Ensure that your employees fill out Section 1 of the FormI-9 when they start to work;2.
Review document(s) establishing each employee’sidentity and eligibility to work;3.
Properly complete Section 2 of the Form I-9;4.
Retain the Form I-9 for 3 years after the date the personbegins work or 1 year after the person’s employment isterminated, whichever is later; and5.
Upon request, provide Forms I-9 to authorized officers of the Department of Homeland Security (DHS), the U.S.Department of Labor (DOL), or the Office of SpecialCounsel for Immigration Related Unfair EmploymentPractices (OSC) for inspection.

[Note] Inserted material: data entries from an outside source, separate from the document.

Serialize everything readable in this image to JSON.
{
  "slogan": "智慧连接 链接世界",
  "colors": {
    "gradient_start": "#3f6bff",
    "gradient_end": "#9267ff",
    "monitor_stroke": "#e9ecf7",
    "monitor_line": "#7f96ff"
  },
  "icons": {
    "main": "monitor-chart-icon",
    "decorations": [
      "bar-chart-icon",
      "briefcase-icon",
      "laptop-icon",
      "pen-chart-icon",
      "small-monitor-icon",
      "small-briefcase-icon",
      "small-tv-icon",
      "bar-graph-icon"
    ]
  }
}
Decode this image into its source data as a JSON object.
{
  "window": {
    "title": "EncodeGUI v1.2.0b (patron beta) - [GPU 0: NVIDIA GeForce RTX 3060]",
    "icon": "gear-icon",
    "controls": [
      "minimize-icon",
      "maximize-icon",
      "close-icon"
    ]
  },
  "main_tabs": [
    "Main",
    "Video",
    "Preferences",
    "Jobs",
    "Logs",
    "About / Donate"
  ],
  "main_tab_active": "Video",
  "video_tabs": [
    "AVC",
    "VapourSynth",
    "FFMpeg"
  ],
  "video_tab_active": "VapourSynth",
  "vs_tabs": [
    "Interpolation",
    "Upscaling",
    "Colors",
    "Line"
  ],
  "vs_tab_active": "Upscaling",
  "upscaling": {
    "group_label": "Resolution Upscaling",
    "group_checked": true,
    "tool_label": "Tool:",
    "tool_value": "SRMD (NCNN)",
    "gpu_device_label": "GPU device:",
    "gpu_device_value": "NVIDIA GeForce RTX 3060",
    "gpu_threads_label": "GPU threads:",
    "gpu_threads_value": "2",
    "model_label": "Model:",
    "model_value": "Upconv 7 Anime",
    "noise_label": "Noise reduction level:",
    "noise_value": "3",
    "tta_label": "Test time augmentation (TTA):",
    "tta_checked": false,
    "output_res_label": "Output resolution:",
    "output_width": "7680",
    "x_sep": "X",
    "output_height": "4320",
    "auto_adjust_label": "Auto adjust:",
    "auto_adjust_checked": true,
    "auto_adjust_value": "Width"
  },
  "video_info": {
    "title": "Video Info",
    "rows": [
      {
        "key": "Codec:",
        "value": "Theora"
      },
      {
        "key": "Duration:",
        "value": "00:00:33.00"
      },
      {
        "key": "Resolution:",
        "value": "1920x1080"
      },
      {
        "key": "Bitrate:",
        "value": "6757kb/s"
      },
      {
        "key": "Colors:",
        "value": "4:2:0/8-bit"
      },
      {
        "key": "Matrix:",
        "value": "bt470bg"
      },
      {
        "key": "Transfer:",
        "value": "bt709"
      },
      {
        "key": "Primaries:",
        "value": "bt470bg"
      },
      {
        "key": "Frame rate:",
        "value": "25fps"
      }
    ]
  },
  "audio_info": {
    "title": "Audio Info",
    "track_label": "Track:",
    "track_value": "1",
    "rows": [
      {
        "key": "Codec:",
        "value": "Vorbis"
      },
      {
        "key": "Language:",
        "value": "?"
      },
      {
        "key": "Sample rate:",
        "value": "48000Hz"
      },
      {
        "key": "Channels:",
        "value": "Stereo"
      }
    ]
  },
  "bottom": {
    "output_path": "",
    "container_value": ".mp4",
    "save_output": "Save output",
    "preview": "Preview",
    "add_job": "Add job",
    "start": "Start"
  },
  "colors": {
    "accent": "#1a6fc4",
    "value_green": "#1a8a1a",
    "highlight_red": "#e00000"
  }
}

NOTE: This does not preclude DHS or DOL fromobtaining warrants based on probable cause for entryonto the premises of suspected violators without advancenotice.
These requirements apply to all employers, including:1.
Agricultural associations, agricultural employers or farmlabor contractors who employ, recruit or refer people for afee; and2.
Those who employ anyone for domestic work in theirprivate home on a regular basis (such as every week).If you are self-employed, you do not need to complete a FormI-9 on yourself unless you are also an employee of a businessentity, such as a corporation or partnership, in which case thebusiness entity is required to complete a Form I-9 on you.This Handbook will explain how to properly complete theForm I-9, and answer frequently asked questions about the lawas it relates to the Form I-9.
Developments in the Law and Changes to the Form I-9
Congress enacted the Illegal Immigration Reform andImmigrant Responsibility Act of 1996 (IIRIRA), Pub. L. 104-208, on September 30, 1996. Section 412(a) of IIRIRAmandated a reduction in the number of documents thatemployers may accept from newly hired employees during theemployment verification process. On September 30, 1997, theformer Immigration and Naturalization Service (INS),published an Interim Designation of Acceptable Documentsfor Employment Verification that implemented the changesrequired by IIRIRA. See 62 FR 51001-51006 (“1997 interimrule”). However, the Form I-9 was not amended at that time toreflect the changes made by the 1997 interim rule. For thisreason, DHS has updated the Form I-9 to bring it intocompliance with the 1997 interim rule. DHS has also updatedthis Handbook for Employers as a companion to the new versionof the Form I-9.In the supplementary information accompanying the 1997interim rule, the INS stated that it would exercise prosecutorialdiscretion not to penalize violations resulting from the changesmade by that interim rule as a temporary transitional measureuntil a new Form I-9 was released in the context of a broaderfinal rulemaking. While DHS still intends to pursue otherchanges to the Form I-9 in a future update, it decided to updatethe Form I-9 to bring it in compliance with existing law beforemaking any further changes. Therefore, the Form I-9 has beenamended to reflect those changes made by the 1997 regulations,but any changes that would have required the drafting of a newregulation are being saved for a future update of the Form I-9.Employers who do not comply with the current regulatoryrequirements as indicated on the new Form I-9, for example, byaccepting documents no longer listed on the Form I-9 List
of Acceptable Documents, may be subject to penalties undersection 274A of the Immigration and Nationality Act.
Form M-274 (Rev.
/2007) N Page3